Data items
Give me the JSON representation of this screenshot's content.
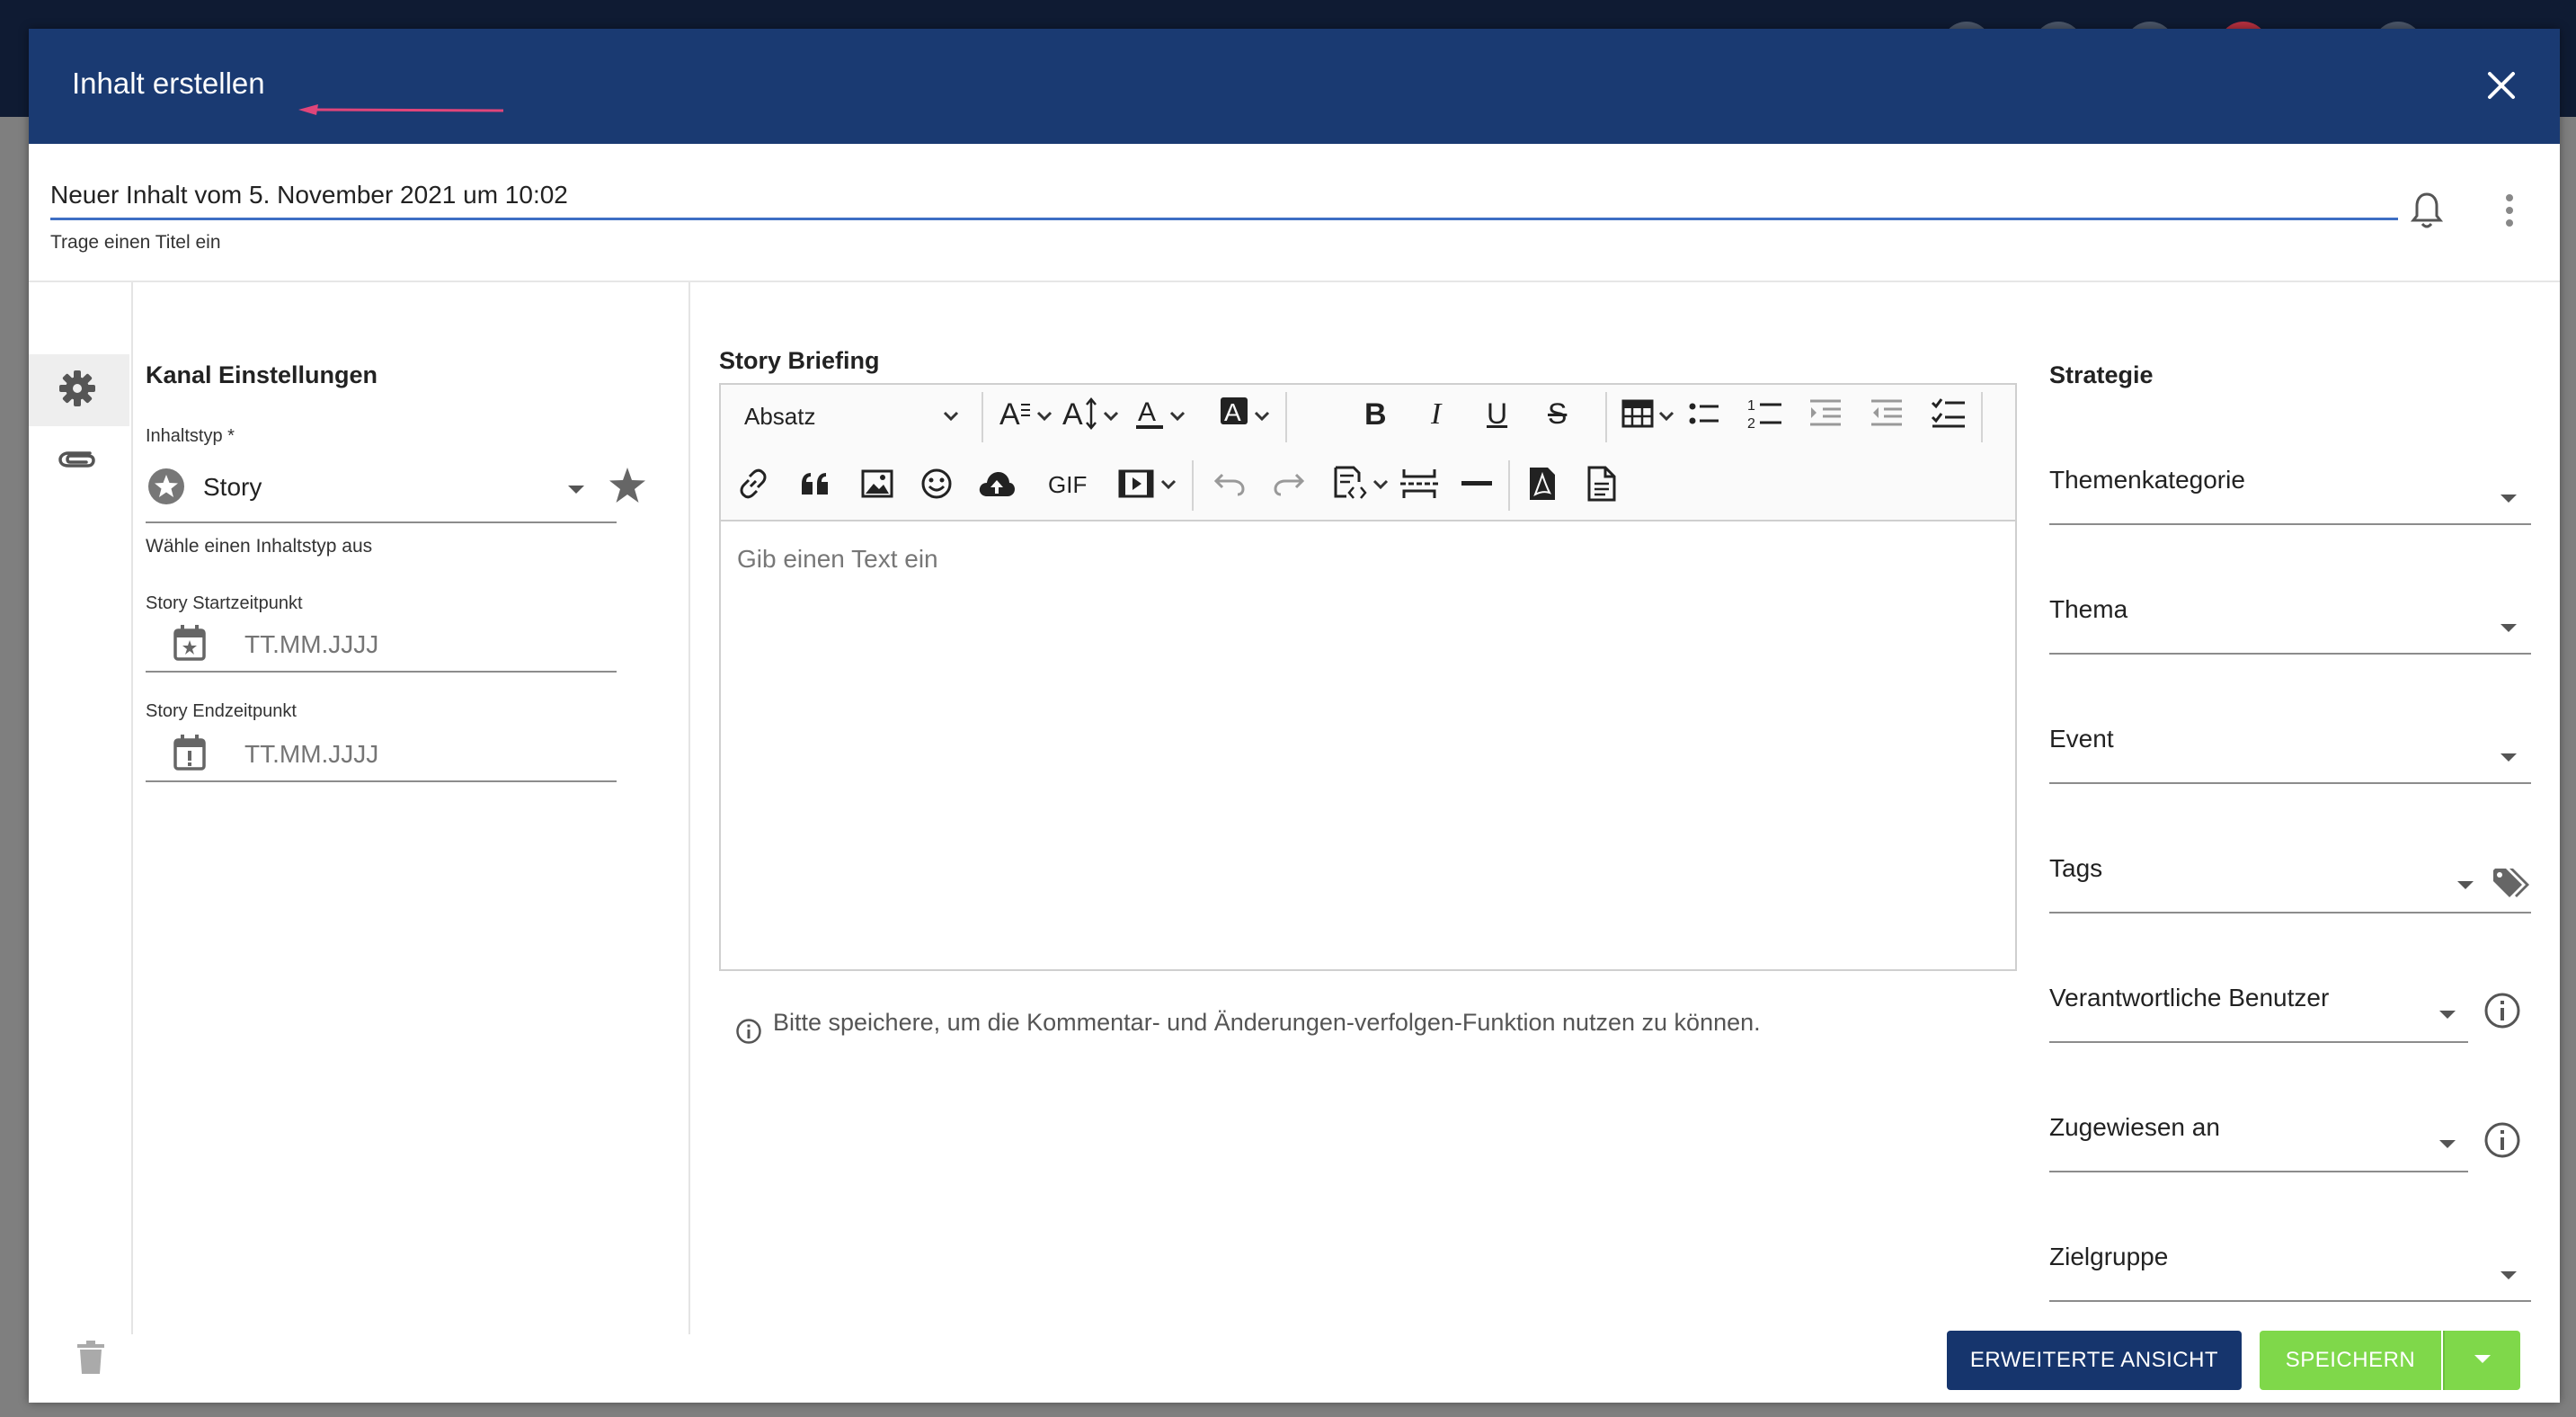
{
  "modal": {
    "title": "Inhalt erstellen",
    "content_title_value": "Neuer Inhalt vom 5. November 2021 um 10:02",
    "content_title_hint": "Trage einen Titel ein"
  },
  "left_panel": {
    "heading": "Kanal Einstellungen",
    "content_type_label": "Inhaltstyp *",
    "content_type_value": "Story",
    "content_type_helper": "Wähle einen Inhaltstyp aus",
    "start_label": "Story Startzeitpunkt",
    "start_placeholder": "TT.MM.JJJJ",
    "end_label": "Story Endzeitpunkt",
    "end_placeholder": "TT.MM.JJJJ"
  },
  "editor": {
    "heading": "Story Briefing",
    "paragraph_style": "Absatz",
    "gif_label": "GIF",
    "placeholder": "Gib einen Text ein",
    "info_note": "Bitte speichere, um die Kommentar- und Änderungen-verfolgen-Funktion nutzen zu können."
  },
  "strategy": {
    "heading": "Strategie",
    "fields": [
      "Themenkategorie",
      "Thema",
      "Event",
      "Tags",
      "Verantwortliche Benutzer",
      "Zugewiesen an",
      "Zielgruppe"
    ]
  },
  "footer": {
    "advanced_label": "ERWEITERTE ANSICHT",
    "save_label": "SPEICHERN"
  },
  "colors": {
    "header_bg": "#1a3a72",
    "primary_button": "#16356d",
    "save_button": "#7fd84a",
    "input_underline": "#3e6fc4"
  }
}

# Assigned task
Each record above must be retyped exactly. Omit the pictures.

# Response below
Give me the JSON representation of this screenshot's content.
{
  "modal": {
    "title": "Inhalt erstellen",
    "content_title_value": "Neuer Inhalt vom 5. November 2021 um 10:02",
    "content_title_hint": "Trage einen Titel ein"
  },
  "left_panel": {
    "heading": "Kanal Einstellungen",
    "content_type_label": "Inhaltstyp *",
    "content_type_value": "Story",
    "content_type_helper": "Wähle einen Inhaltstyp aus",
    "start_label": "Story Startzeitpunkt",
    "start_placeholder": "TT.MM.JJJJ",
    "end_label": "Story Endzeitpunkt",
    "end_placeholder": "TT.MM.JJJJ"
  },
  "editor": {
    "heading": "Story Briefing",
    "paragraph_style": "Absatz",
    "gif_label": "GIF",
    "placeholder": "Gib einen Text ein",
    "info_note": "Bitte speichere, um die Kommentar- und Änderungen-verfolgen-Funktion nutzen zu können."
  },
  "strategy": {
    "heading": "Strategie",
    "fields": [
      "Themenkategorie",
      "Thema",
      "Event",
      "Tags",
      "Verantwortliche Benutzer",
      "Zugewiesen an",
      "Zielgruppe"
    ]
  },
  "footer": {
    "advanced_label": "ERWEITERTE ANSICHT",
    "save_label": "SPEICHERN"
  },
  "colors": {
    "header_bg": "#1a3a72",
    "primary_button": "#16356d",
    "save_button": "#7fd84a",
    "input_underline": "#3e6fc4"
  }
}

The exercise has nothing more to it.